* Aim of the exercise *
Examine each line of the data. Copy those that contain the string "Problem".

* Data *

★ ★ ★ ★ ★

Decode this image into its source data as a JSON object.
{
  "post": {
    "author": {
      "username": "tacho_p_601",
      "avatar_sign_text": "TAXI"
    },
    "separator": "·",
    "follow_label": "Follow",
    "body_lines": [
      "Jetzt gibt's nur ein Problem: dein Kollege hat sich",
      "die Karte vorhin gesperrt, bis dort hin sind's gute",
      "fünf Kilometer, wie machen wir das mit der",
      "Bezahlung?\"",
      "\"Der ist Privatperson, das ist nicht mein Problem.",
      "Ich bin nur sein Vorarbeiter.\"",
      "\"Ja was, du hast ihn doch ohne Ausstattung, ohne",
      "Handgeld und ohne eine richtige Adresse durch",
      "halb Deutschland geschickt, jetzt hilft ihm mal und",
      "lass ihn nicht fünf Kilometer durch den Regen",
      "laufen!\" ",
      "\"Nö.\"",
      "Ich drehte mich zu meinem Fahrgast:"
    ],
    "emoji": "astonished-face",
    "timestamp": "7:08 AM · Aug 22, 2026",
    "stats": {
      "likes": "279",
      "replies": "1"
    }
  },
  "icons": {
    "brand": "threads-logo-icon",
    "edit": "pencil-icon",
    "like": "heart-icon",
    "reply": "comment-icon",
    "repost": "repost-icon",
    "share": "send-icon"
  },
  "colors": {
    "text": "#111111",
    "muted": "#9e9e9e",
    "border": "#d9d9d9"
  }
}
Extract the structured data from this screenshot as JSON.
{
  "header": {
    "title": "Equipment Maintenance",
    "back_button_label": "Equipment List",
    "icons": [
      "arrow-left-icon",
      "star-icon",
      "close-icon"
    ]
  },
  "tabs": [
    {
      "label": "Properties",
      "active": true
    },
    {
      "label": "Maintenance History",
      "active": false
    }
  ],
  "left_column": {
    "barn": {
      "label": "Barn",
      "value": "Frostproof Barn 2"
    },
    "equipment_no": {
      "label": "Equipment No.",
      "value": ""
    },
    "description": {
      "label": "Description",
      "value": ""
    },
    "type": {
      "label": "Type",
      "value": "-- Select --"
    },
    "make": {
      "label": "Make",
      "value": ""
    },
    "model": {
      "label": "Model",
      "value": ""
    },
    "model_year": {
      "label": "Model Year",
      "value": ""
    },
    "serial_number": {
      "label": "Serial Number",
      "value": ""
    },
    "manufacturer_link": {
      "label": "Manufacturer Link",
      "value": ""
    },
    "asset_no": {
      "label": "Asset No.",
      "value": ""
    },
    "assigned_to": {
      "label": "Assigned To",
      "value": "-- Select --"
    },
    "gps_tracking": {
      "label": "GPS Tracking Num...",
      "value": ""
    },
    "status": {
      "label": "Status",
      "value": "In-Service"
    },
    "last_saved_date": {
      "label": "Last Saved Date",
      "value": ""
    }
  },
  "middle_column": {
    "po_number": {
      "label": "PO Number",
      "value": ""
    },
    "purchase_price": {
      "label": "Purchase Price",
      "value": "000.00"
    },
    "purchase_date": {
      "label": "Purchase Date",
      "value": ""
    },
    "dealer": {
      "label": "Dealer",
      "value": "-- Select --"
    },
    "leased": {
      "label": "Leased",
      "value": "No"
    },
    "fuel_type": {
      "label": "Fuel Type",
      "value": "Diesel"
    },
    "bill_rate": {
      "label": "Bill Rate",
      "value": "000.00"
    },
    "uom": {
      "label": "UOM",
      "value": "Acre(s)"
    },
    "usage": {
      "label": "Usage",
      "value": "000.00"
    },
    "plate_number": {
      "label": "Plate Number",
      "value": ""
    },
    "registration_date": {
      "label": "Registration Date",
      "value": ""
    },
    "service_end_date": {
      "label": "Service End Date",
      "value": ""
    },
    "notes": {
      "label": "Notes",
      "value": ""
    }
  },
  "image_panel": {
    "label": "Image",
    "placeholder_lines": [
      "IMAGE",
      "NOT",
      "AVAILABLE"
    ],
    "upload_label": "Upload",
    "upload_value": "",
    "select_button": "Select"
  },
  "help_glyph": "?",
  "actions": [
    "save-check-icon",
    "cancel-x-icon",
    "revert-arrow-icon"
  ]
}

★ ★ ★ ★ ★

* Solved exercise *
      "Jetzt gibt's nur ein Problem: dein Kollege hat sich",
      "\"Der ist Privatperson, das ist nicht mein Problem.",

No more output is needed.